• Work order: Once you know how many lines below hold "Ctrl", reply with that number and add nothing.

[Interface dataset entries]
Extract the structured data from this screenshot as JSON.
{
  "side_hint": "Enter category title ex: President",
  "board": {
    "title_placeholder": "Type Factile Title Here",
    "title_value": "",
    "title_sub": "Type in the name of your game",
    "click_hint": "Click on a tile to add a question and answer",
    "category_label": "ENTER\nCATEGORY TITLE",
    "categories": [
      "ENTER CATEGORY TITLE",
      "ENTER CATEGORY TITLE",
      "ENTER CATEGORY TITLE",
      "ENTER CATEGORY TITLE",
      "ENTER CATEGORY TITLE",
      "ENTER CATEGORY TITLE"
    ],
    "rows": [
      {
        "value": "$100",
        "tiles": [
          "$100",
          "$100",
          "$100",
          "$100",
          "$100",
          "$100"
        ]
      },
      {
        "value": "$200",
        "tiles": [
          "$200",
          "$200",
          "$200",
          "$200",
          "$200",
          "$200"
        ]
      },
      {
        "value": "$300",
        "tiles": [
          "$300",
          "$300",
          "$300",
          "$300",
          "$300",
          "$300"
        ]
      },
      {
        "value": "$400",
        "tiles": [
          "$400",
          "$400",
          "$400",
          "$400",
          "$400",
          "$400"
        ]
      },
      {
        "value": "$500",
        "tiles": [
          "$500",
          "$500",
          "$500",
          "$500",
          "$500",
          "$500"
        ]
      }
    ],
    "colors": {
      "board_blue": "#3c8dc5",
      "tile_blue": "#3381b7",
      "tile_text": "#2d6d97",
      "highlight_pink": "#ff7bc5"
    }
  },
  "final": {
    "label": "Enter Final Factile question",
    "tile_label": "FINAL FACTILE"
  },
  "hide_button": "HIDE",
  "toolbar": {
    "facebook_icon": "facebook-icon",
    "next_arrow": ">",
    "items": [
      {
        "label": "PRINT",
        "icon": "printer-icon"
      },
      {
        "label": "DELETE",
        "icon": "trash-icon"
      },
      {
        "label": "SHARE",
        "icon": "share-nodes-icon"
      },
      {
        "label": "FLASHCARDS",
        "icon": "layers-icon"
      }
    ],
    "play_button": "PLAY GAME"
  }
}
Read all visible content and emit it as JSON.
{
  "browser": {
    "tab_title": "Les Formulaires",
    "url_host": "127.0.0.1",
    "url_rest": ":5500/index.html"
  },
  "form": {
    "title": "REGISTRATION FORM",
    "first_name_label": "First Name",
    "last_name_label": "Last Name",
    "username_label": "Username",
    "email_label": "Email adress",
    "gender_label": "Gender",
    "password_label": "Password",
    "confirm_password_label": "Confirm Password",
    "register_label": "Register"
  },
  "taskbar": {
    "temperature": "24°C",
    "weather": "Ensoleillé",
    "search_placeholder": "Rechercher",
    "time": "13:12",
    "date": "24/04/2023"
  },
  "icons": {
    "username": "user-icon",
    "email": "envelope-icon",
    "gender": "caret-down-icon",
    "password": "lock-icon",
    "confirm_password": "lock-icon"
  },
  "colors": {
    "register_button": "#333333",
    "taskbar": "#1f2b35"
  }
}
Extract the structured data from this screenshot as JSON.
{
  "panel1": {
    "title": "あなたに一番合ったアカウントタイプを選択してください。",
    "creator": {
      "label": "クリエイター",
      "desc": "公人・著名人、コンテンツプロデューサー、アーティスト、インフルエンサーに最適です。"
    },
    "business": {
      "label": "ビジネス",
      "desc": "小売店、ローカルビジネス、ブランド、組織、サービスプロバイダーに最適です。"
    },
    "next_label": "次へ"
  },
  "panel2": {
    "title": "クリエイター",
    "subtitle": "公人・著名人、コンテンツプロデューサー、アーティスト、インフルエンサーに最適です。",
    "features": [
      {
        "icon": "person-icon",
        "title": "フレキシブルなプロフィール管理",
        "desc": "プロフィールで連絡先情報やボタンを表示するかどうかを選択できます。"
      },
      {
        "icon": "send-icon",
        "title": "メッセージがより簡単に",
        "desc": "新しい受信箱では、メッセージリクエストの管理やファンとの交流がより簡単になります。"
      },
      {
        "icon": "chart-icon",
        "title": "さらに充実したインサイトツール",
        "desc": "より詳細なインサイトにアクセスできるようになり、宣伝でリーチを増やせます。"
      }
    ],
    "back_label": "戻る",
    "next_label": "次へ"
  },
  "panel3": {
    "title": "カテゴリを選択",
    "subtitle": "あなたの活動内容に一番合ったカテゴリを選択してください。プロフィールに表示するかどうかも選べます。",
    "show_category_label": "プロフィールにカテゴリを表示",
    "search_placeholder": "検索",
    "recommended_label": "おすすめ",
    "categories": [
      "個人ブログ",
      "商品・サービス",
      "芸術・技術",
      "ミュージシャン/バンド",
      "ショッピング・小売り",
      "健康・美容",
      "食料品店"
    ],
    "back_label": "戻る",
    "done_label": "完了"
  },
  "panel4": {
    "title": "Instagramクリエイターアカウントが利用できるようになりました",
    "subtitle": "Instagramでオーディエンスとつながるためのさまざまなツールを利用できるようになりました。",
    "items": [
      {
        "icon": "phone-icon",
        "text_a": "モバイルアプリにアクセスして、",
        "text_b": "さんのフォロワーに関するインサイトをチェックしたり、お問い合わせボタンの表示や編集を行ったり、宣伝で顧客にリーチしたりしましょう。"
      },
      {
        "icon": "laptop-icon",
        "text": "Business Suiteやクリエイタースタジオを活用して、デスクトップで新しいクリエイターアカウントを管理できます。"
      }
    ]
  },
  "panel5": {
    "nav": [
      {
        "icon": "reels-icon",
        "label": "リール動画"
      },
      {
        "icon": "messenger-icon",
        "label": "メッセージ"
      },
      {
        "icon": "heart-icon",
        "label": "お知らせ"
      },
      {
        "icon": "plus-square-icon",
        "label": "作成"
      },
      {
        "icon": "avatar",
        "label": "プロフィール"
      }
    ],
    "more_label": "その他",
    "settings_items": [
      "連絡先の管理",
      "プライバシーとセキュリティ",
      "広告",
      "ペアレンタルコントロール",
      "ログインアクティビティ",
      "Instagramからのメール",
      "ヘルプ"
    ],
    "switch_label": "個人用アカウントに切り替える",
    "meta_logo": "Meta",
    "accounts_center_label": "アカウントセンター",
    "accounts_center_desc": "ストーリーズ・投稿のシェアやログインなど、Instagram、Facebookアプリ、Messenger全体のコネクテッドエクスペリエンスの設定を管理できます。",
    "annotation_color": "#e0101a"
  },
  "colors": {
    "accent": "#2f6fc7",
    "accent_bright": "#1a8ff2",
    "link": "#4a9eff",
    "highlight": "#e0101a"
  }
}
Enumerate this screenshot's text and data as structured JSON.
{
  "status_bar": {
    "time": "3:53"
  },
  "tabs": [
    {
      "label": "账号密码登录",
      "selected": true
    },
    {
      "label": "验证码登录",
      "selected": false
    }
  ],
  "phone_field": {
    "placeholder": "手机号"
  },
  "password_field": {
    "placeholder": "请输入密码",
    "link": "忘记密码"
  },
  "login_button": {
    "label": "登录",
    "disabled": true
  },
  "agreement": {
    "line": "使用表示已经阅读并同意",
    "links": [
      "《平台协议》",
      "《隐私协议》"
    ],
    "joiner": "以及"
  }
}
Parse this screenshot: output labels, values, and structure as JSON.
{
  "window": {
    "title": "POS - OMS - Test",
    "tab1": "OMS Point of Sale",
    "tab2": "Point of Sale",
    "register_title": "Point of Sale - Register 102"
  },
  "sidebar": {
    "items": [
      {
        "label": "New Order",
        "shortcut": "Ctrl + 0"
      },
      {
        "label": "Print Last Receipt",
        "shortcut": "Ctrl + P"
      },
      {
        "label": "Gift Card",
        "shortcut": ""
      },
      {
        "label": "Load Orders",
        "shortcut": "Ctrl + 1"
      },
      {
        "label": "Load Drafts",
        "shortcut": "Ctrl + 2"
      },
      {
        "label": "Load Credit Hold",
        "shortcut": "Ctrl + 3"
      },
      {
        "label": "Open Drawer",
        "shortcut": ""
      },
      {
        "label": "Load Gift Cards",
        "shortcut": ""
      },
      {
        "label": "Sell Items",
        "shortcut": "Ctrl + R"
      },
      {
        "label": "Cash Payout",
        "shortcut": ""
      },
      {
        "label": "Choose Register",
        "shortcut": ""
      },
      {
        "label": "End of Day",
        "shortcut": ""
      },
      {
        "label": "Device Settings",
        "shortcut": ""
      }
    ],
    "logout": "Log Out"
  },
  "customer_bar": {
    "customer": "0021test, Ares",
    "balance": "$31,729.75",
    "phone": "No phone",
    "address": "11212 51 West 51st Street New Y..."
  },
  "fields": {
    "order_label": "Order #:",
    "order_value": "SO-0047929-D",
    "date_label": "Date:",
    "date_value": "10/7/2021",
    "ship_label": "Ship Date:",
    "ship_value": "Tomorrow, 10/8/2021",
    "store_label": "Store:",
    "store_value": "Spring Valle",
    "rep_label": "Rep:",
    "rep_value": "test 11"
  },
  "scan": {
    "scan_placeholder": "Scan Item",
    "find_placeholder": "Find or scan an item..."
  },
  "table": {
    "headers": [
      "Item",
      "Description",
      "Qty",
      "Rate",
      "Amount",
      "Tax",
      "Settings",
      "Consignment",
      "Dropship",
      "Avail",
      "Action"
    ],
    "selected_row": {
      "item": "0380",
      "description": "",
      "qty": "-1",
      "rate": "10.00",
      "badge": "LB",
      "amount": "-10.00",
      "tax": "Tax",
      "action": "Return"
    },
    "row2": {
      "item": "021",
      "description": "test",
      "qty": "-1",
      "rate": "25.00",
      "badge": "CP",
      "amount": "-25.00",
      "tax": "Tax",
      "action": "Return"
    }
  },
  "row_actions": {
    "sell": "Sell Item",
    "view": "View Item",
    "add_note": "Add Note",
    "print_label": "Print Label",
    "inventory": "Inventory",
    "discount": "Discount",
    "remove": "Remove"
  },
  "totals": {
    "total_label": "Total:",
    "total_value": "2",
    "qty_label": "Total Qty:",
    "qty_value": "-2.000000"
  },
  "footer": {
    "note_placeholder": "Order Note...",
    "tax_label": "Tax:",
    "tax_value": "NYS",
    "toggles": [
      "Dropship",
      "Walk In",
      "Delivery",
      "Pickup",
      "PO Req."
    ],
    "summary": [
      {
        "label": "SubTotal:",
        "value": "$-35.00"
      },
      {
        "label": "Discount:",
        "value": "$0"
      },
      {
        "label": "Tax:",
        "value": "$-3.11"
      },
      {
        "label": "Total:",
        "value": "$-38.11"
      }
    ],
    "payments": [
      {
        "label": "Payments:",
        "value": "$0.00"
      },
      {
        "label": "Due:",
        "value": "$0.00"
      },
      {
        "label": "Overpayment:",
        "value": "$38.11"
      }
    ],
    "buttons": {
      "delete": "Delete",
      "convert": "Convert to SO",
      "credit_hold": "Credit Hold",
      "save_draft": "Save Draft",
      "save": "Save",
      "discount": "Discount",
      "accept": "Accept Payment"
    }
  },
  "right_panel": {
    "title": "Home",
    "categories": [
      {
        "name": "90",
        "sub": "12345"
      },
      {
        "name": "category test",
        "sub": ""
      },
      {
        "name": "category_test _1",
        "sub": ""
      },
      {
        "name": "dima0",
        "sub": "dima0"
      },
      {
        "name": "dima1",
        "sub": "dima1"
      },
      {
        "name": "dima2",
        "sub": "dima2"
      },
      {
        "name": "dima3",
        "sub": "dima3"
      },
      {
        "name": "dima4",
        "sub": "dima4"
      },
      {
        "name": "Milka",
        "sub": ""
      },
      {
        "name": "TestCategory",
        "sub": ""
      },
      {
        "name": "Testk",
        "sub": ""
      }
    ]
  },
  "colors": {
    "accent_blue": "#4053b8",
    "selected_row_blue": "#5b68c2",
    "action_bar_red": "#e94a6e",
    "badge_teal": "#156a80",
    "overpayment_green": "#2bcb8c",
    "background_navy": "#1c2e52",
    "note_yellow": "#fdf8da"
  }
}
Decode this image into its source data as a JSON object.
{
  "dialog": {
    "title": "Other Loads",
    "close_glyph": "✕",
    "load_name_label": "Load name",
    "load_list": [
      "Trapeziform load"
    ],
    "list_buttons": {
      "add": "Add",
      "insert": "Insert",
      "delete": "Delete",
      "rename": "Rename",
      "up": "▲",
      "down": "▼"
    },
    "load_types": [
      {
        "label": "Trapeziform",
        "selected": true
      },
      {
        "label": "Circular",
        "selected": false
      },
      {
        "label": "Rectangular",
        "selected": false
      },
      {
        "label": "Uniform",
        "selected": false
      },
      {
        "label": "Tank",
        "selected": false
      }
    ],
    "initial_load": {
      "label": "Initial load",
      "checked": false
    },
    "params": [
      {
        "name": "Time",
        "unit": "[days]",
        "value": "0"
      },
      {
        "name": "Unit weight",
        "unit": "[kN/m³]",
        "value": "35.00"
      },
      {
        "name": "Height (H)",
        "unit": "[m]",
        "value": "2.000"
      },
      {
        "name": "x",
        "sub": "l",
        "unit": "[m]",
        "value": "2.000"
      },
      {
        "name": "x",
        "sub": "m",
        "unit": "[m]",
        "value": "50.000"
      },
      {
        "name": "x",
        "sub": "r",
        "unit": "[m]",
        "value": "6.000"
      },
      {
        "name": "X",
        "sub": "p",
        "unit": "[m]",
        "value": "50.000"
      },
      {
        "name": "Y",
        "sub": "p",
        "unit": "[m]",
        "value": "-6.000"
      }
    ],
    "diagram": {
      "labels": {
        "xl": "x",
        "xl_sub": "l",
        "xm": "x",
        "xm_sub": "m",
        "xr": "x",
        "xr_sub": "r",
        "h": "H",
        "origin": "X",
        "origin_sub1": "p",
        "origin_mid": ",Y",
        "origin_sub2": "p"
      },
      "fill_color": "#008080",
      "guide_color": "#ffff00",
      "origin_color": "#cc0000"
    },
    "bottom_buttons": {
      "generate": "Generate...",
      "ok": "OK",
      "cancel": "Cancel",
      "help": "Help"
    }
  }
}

• Problem solution: 6